Michelle Baxter, CEO of Safe Work Australia, said the seminars feature business leaders, academics and work health and safety experts sharing ideas, experiences, skills and knowledge to improve the lives of Australian workers.
“Sadly, as at 10 September, 111 Australian workers have been killed at work this year,” Ms Baxter said.
“National Safe Work Month is a time to focus on health and safety in your workplace to prevent death, injury and disease, and our online seminars provide a wealth of ideas, experience and insight to improve work health and safety practice across Australia.”
Ms Baxter said the 2015 seminars focus on mental health in the workplace, safety practice in the manufacturing and construction industries, and good work design.
“National Safe Work Month is all about participation and raising awareness of work health and safety.

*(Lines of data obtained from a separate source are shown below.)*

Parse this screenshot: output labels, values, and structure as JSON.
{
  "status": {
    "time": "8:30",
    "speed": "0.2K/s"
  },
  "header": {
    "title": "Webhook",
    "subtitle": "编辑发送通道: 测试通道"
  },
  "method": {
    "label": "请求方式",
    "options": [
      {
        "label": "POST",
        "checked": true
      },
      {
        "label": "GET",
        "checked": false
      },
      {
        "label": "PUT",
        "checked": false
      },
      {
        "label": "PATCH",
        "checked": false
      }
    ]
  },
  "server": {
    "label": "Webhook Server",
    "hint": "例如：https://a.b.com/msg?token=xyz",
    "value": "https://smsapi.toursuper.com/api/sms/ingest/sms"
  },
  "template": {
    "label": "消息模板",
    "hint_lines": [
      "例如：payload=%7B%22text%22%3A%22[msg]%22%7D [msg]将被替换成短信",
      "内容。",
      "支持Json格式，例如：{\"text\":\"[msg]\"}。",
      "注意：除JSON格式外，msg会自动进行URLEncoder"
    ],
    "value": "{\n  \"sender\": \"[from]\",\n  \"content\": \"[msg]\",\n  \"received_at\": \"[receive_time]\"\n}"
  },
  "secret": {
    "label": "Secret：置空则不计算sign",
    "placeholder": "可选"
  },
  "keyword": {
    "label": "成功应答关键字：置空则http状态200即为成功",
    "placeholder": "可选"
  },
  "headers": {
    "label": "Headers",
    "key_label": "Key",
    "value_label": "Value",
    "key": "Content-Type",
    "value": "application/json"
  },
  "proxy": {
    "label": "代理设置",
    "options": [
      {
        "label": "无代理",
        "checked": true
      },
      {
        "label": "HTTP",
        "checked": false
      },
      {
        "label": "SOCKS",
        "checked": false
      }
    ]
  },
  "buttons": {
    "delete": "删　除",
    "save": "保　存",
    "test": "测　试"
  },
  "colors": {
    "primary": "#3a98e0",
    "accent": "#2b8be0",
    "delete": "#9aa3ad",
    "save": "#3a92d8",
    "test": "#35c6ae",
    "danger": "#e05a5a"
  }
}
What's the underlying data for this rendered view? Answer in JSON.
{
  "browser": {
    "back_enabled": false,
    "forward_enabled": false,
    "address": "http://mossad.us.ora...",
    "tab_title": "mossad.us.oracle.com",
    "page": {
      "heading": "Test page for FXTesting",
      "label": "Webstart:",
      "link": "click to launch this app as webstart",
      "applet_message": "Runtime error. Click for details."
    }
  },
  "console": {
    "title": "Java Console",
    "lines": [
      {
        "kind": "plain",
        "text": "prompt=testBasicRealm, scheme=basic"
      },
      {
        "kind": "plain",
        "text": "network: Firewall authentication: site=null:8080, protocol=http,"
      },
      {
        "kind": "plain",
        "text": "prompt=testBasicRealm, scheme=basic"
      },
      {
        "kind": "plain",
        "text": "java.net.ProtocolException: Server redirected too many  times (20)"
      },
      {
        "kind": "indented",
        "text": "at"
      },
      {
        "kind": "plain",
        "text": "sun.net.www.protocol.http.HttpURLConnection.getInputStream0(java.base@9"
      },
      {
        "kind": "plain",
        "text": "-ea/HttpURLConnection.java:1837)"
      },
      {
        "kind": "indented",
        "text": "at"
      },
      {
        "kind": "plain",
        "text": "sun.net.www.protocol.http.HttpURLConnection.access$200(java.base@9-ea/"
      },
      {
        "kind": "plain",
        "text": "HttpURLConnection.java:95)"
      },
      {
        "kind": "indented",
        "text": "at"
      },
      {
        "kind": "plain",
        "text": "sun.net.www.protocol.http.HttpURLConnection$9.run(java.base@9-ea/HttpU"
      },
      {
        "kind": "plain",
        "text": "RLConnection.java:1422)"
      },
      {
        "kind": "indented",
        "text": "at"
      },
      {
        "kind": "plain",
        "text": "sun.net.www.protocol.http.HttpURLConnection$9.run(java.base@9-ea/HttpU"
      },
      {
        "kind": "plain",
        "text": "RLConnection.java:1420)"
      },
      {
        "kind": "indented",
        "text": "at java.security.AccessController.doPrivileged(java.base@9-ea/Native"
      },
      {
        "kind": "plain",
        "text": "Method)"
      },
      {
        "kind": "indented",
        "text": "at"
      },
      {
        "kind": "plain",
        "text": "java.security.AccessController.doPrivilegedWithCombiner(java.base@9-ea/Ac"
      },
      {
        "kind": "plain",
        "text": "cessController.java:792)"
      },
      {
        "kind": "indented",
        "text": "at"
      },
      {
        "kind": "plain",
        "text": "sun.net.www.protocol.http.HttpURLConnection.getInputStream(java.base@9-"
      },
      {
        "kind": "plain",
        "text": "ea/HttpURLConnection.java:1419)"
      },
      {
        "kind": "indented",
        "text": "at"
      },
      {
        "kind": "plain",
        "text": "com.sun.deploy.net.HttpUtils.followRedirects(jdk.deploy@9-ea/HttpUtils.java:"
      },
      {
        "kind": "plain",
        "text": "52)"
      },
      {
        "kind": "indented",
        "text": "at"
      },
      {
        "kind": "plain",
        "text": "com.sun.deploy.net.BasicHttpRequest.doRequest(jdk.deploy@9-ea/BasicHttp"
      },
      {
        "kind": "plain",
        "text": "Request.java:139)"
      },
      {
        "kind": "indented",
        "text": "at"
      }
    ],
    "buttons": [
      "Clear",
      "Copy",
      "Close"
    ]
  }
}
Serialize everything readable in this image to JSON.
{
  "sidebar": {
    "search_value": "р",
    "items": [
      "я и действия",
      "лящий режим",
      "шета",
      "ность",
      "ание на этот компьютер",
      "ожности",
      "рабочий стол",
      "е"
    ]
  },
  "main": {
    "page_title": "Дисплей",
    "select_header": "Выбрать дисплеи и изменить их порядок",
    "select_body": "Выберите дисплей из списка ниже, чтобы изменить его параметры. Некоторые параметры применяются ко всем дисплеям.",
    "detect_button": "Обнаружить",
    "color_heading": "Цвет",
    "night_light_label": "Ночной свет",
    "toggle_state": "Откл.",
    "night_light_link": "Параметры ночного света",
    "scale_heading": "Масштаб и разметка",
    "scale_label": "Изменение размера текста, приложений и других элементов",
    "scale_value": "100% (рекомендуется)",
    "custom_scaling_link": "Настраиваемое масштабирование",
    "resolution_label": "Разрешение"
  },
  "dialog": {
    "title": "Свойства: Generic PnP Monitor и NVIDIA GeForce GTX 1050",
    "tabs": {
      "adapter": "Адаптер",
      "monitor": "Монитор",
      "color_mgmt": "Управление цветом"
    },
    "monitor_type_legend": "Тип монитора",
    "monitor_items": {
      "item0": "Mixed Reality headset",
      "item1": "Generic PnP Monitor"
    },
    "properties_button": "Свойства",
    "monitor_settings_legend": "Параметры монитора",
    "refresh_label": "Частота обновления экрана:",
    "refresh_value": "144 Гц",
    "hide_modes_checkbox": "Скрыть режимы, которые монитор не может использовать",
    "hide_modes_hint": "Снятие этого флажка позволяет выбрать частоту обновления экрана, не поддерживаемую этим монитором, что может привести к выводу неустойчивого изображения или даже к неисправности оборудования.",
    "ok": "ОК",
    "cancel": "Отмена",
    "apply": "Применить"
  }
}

I encourage you to get involved in the activities and events planned for October, particularly the Virtual Seminar Series.”
To participate in the Virtual Seminar Series and National Safe Work Month, visit the Safe Work Australia website throughout October and follow the social media pages.’
An example of a why safety is paramount in the workplace & implementing procedures, but more importantly following them is so very important:
Media Release | 21/09/2015
One of Australia’s largest packaging and resource recovery companies, Visy Paper Pty Ltd has been fined more than $400,000 following the death of a worker in 2012.
A 63 year old forklift operator suffered fatal injuries at the Visy waste recycling facility at Smithfield on 12 December 2012 when a front end loader reversed into him.
At the time of the incident, the forklift operator was working in the recycling facility’s covered paper yard where loose recyclable paper materials were delivered by truck for unloading and movement by forklift and front end loader.
On 4 September 2015, the District Court found Visy guilty of a breach of section 19(1)/32 of the Work Health and Safety Act 2011 and fined them $412,500 plus ordered them to pay SafeWork NSW’s costs.
Executive Director of SafeWork NSW (formerly WorkCover NSW), Peter Dunphy said despite being aware of the risks, Visy failed to ensure the safety of workers in the yard.
“The risk of pedestrians being struck was known to Visy following an incident seven months earlier where a truck driver’s foot was run over by a reversing front end loader and a risk assessment completed,” Mr Dunphy said.
“Despite implementing a number of policies following the risk assessment, Visy failed to follow them.
“During the hearing, Visy could offer no explanation for this failure.”
Mr Dunphy said there were a number of actions Visy should have taken to prevent the incident.
“Barriers should have been installed to protect workers in the yard from being struck by vehicles,” he said.
“They should also have set up an exclusion zone in the yard where workers were not permitted to enter, unless authorised.
“Other steps include placing a traffic controller in the yard to ensure safe distances between trucks, forklifts and workers, and providing workers with two-way radios.
“A louder reversing alarm should also have been fitted to the front end loader so that pedestrians were alerted that it was in use.”
Following the incident, Visy implemented a number of safety measures, including installing concrete barriers and fencing to create a designated area for mobile plant in the yard, engaging a full-time traffic controller to manage traffic, creating an authorised access area for the operation of mobile plant, and creating a drop-off zone marked with red painted lines to identify areas where trucks could unload.
“While Visy made safety improvements following the incident, it’s clear that the risks that led to this tragedy were foreseeable and preventable,” Mr Dunphy said. “This decision sends a strong message to the NSW waste recycling industry about the need to have effective safe work systems in place to control work health and safety risks.”